Psychological safety is the idea that someone feels safe to take interpersonal risks with the people around them. They’re not afraid of being labeled or criticised for saying what they are thinking and feeling. It’s something the best teams have and the worst don’t.
Amy Edmondson is one of the world’s leading experts on it. This quote is from her.
“At a very early age, most of us found that school was a fearful place. Not wanting to get in trouble with teachers or get our assignments wrong - our childhood behavior was driven by a lot of fear. And then, we’velong had this meme around us that indicated ‘this is how bosses act.’ But today, many managers still haven’t yet connected to the truth - this isn’t the way any human being really performs well.”
It’s a sad reflection of our school system, that many of us recognise from personal experience. But it makes clear another component of what it means to be a parent. To build a sense of self-esteem in our kids despite the school system. It means teaching them that their self-worth doesn’t come from what others think about them and how others score or judge them.
If you follow the thinking through, it could become anti-establishment, because it’s saying the system they are in doesn't matter that much. Certainly not to the detriment of their sense of self and mental health.
Of course, this isn’t about the rejection of one thing outright, that’s a binary way of thinking. What it does mean is that, in some circumstances, you have to conform, to do what you’re told even if you don’t think it’s the right thing to do. But only up to a point, the point where the system challenges your values or threatens the well-being of yourself or others. Learning to tread this line is what adolescence is for.

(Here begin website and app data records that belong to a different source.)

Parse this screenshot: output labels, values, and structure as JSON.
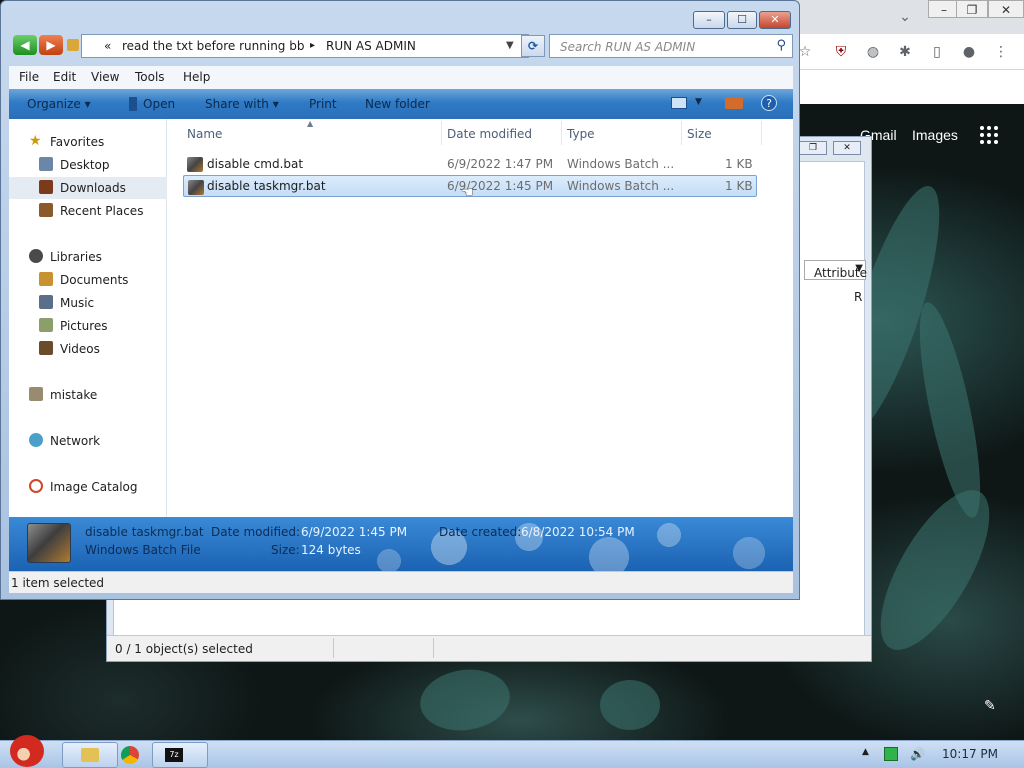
{
  "browser": {
    "links": [
      "Gmail",
      "Images"
    ],
    "icons": [
      "chevron-down-icon",
      "minimize-icon",
      "restore-icon",
      "close-icon",
      "ublock-icon",
      "extension-icon",
      "puzzle-icon",
      "sidepanel-icon",
      "profile-icon",
      "kebab-menu-icon",
      "apps-grid-icon"
    ]
  },
  "win2": {
    "attributes_header": "Attribute",
    "row_char": "R",
    "status_left": "0 / 1 object(s) selected"
  },
  "explorer": {
    "breadcrumb": {
      "prefix": "«",
      "parts": [
        "read the txt before running bb",
        "RUN AS ADMIN"
      ],
      "separator": "▸"
    },
    "search_placeholder": "Search RUN AS ADMIN",
    "menu": [
      "File",
      "Edit",
      "View",
      "Tools",
      "Help"
    ],
    "commands": [
      "Organize ▾",
      "Open",
      "Share with ▾",
      "Print",
      "New folder"
    ],
    "nav": {
      "favorites_header": "Favorites",
      "favorites": [
        "Desktop",
        "Downloads",
        "Recent Places"
      ],
      "libraries_header": "Libraries",
      "libraries": [
        "Documents",
        "Music",
        "Pictures",
        "Videos"
      ],
      "mistake": "mistake",
      "network": "Network",
      "image_catalog": "Image Catalog"
    },
    "columns": [
      "Name",
      "Date modified",
      "Type",
      "Size"
    ],
    "files": [
      {
        "name": "disable cmd.bat",
        "date": "6/9/2022 1:47 PM",
        "type": "Windows Batch ...",
        "size": "1 KB"
      },
      {
        "name": "disable taskmgr.bat",
        "date": "6/9/2022 1:45 PM",
        "type": "Windows Batch ...",
        "size": "1 KB"
      }
    ],
    "details": {
      "filename": "disable taskmgr.bat",
      "filetype": "Windows Batch File",
      "modified_label": "Date modified:",
      "modified_value": "6/9/2022 1:45 PM",
      "created_label": "Date created:",
      "created_value": "6/8/2022 10:54 PM",
      "size_label": "Size:",
      "size_value": "124 bytes"
    },
    "status": "1 item selected"
  },
  "taskbar": {
    "clock": "10:17 PM",
    "pinned": [
      "explorer-icon",
      "chrome-icon",
      "7zip-icon"
    ]
  },
  "colors": {
    "accent_blue": "#2b6fb8",
    "selection": "#c4ddf6",
    "close_red": "#c6452d"
  }
}
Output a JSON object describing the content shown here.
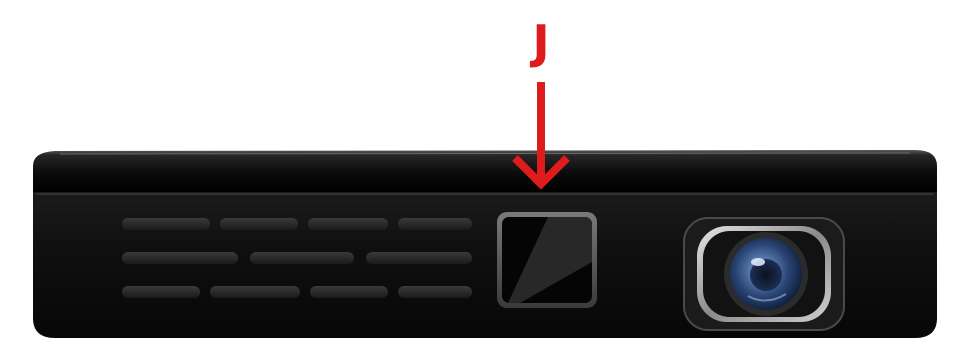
{
  "callout": {
    "label": "J",
    "color": "#e01b1b"
  },
  "device": {
    "body_color": "#0d0d0d",
    "vent_slot_color": "#2a2a2a",
    "lens_color": "#3d5f92"
  }
}
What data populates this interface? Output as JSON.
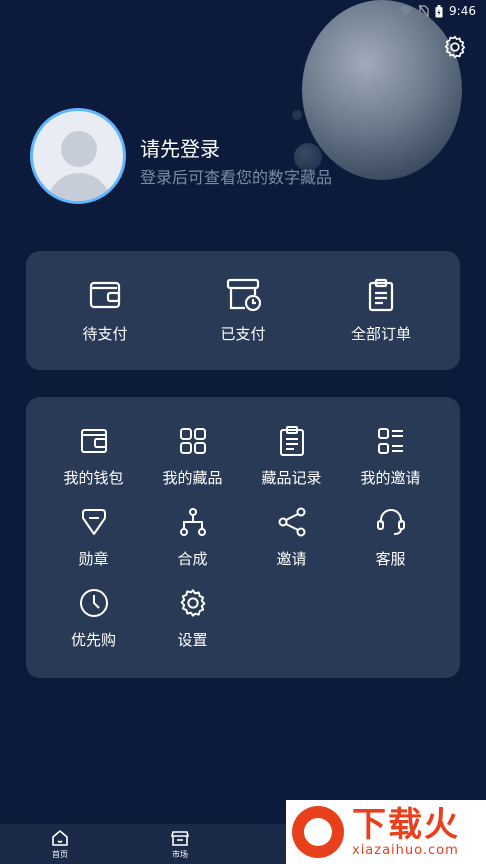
{
  "status_bar": {
    "time": "9:46",
    "icons": [
      "wifi-icon",
      "no-sim-icon",
      "battery-icon"
    ]
  },
  "header": {
    "settings_icon": "gear-icon",
    "login_title": "请先登录",
    "login_subtitle": "登录后可查看您的数字藏品"
  },
  "orders": [
    {
      "label": "待支付",
      "icon": "wallet-icon"
    },
    {
      "label": "已支付",
      "icon": "paid-box-clock-icon"
    },
    {
      "label": "全部订单",
      "icon": "clipboard-icon"
    }
  ],
  "menu": [
    {
      "label": "我的钱包",
      "icon": "wallet-icon"
    },
    {
      "label": "我的藏品",
      "icon": "grid-icon"
    },
    {
      "label": "藏品记录",
      "icon": "clipboard-list-icon"
    },
    {
      "label": "我的邀请",
      "icon": "list-icon"
    },
    {
      "label": "勋章",
      "icon": "badge-icon"
    },
    {
      "label": "合成",
      "icon": "merge-icon"
    },
    {
      "label": "邀请",
      "icon": "share-icon"
    },
    {
      "label": "客服",
      "icon": "headset-icon"
    },
    {
      "label": "优先购",
      "icon": "clock-icon"
    },
    {
      "label": "设置",
      "icon": "gear-icon"
    }
  ],
  "tabbar": [
    {
      "label": "首页",
      "icon": "home-icon"
    },
    {
      "label": "市场",
      "icon": "store-icon"
    }
  ],
  "watermark": {
    "big": "下载火",
    "small": "xiazaihuo.com"
  },
  "colors": {
    "background": "#0c1b3b",
    "card": "#283a56",
    "accent": "#5fb6ff",
    "muted_text": "#7f8ba3"
  }
}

If we have that in mind, rather than thinking that adolescence is all about getting good grades we will be setting our children up for a fulfilling and meaningful life, rather than a fearful but well-measured one.